All-American is a kind of photography book-meets-arts journal, a compendium of portraits of and writing about talented people from all walks of life. It includes everyone from the late author and oral historian Studs Terkel to the legendary fashion editor Polly Mellen, and there’s also poetry by Frank O’Hara.
While party guests including Chelsea Handler–who attended with her beau, hotelier Andre Balazs–Riccardo Tisci and Anouck Lepere sipped tequila in the Standard’s waterfront garden, we caught up with Weber for some questions about the inspiration behind All-American, working with Grace Coddington, and whether we can expect a gay kiss in an Abercrombie ad anytime soon.
Fashionista: What was the inspiration for your book?
Bruce Weber: The book came about from wanting to photograph different characters. It’s less about working in a fashion context, and more about just showing these incredible individuals. They’re all very inspiring to me in different ways.
You play a pretty big role in Grace Coddington’s new memoir, Grace. She speaks very highly of working with you. Have you read it?
I have it on my nightstand and I’m reading it now, but I haven’t finished the whole thing. I’ll pick it up and read a chapter of it or a section here and there. I love that she wrote it and I think it’s such a great book. But as far as the parts about me go, it does feel very strange to read about yourself.
Do you have any favorite memories of working with Grace?
Well, the first shoot we ever did was pretty memorable. It was in Australia.
She writes about that shoot in the book!
I remember we wanted to photograph a kangaroo, so we were looking all over for a pet kangaroo. We got on the radio, which at the time was how you communicated way out in the outback, and we asked if anybody had a pet kangaroo that we could use for a fashion shoot. And we got so many responses! We were staying in a little hotel above a bar in the middle of nowhere, and all these strangers were willing to let us photograph their kangaroos. We had to pick a model, and so I asked this one woman what she named her kangaroo. And she just looked at me and said, “Roo.” So I said that’s it! That’s our girl.
You caused a bit of a stir on the Internet earlier this year with a video you made for Abercrombie. It was of the group of men wrestling, and it included a brief moment where it seemed that two of the guys kissed. Were you surprised that it got such a reaction?
I guess i just didn’t think it was that big of a deal. You know, I feel like men kiss each other all the time. It doesn’t have to be in a sexual context — there are all kinds of contexts where men can be physically close or intimate without it necessarily meaning that. Athletes kiss each other after games.

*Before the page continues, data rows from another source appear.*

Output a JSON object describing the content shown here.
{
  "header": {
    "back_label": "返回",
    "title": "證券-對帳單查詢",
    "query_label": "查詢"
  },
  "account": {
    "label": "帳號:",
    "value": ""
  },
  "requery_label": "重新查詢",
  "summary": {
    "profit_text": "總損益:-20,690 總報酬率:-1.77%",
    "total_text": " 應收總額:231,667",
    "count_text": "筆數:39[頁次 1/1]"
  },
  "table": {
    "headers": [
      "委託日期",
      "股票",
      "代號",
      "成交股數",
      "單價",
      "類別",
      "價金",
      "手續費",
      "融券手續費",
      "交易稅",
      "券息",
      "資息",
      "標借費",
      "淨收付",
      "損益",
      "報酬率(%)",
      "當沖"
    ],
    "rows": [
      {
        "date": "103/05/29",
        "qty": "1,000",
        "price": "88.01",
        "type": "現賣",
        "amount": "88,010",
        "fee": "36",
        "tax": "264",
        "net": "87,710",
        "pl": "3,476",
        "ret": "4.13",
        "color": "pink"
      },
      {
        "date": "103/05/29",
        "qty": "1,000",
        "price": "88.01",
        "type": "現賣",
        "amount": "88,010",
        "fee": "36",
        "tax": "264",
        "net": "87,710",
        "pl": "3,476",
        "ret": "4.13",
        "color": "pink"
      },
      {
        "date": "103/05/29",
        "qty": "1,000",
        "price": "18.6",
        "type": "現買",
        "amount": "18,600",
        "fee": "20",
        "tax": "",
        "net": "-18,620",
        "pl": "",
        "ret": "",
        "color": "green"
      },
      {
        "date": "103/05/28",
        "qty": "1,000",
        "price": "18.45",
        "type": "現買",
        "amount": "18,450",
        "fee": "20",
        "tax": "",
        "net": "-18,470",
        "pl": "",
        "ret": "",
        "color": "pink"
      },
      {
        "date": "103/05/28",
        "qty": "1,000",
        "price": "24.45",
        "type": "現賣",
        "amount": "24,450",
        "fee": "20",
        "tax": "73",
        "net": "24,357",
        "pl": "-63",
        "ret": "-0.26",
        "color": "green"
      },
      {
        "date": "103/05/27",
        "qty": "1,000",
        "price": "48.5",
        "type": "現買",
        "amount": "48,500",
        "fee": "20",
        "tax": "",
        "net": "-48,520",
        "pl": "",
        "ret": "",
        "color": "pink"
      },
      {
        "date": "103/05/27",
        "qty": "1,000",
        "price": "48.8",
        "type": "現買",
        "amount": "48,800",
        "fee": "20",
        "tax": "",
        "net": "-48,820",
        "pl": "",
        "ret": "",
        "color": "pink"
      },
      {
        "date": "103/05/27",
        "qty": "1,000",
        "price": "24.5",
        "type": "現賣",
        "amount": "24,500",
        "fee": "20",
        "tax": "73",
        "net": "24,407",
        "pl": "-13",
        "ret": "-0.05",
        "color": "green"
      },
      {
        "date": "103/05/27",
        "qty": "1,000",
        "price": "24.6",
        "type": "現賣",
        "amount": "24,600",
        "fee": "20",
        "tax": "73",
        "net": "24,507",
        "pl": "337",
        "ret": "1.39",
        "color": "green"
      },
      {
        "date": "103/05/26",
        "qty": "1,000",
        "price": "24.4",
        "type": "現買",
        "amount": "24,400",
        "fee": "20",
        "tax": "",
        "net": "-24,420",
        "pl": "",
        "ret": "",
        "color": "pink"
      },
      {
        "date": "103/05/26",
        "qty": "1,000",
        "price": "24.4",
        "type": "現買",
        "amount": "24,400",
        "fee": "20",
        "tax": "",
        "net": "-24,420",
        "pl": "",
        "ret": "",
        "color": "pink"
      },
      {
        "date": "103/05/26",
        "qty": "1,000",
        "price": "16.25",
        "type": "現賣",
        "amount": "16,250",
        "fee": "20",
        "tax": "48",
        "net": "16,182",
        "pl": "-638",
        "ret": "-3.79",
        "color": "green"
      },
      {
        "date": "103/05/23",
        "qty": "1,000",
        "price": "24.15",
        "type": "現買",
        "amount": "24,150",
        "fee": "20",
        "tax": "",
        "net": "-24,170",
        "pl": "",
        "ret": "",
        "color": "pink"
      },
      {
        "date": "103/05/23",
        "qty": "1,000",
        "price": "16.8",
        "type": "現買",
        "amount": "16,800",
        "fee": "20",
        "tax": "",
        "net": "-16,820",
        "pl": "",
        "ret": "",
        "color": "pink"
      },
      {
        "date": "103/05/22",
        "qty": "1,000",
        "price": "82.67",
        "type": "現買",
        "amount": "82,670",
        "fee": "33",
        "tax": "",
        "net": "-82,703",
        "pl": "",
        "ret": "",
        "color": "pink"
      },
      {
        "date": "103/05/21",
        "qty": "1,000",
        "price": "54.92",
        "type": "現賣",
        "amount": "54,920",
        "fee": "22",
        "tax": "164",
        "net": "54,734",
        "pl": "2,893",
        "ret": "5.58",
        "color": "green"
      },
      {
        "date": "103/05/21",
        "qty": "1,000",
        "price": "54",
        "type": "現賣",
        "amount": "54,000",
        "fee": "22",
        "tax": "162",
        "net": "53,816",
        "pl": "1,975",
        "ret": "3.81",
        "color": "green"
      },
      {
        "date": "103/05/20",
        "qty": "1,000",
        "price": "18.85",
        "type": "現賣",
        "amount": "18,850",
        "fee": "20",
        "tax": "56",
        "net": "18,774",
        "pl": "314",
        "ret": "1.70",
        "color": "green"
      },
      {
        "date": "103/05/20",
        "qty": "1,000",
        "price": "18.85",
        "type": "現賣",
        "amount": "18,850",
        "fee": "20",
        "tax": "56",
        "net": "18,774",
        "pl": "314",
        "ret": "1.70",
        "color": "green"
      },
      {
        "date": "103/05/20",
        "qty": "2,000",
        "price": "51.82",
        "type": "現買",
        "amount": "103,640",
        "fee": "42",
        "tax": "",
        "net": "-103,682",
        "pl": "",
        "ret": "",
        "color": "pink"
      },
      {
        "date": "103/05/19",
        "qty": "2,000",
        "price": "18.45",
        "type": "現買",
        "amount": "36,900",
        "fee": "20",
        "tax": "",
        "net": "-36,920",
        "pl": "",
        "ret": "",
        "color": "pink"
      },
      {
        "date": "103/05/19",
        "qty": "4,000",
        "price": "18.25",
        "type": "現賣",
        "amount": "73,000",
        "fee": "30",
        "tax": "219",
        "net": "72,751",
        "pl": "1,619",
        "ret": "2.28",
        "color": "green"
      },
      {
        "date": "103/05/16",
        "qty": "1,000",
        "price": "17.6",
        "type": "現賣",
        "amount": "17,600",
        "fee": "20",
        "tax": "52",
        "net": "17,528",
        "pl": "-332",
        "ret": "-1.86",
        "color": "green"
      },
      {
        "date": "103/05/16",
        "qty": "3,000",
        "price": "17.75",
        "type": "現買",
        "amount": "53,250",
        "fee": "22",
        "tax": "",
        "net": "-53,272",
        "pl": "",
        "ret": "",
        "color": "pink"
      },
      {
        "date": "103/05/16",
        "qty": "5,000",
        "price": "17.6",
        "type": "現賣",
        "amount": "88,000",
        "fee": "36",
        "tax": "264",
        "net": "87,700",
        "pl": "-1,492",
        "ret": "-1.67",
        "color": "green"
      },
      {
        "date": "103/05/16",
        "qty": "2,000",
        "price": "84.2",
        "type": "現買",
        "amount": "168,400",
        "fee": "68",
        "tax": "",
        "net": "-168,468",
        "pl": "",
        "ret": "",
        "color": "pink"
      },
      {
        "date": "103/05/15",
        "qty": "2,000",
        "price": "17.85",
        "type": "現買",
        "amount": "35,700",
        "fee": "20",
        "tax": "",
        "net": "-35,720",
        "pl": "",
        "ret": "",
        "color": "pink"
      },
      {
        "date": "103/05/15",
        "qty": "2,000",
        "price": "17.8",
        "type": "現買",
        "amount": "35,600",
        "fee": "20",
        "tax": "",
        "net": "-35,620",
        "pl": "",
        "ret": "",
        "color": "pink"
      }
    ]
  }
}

It doesn’t have to be a sexual thing.
Do you think that Abercrombie might feature a gay kiss in an ad in the future?
Do you mean with my work or with someone else’s?
We’re here tonight for you, so let’s say with your work.
In my work? Sure! I photograph men kissing all the time. I don’t see any reason why not!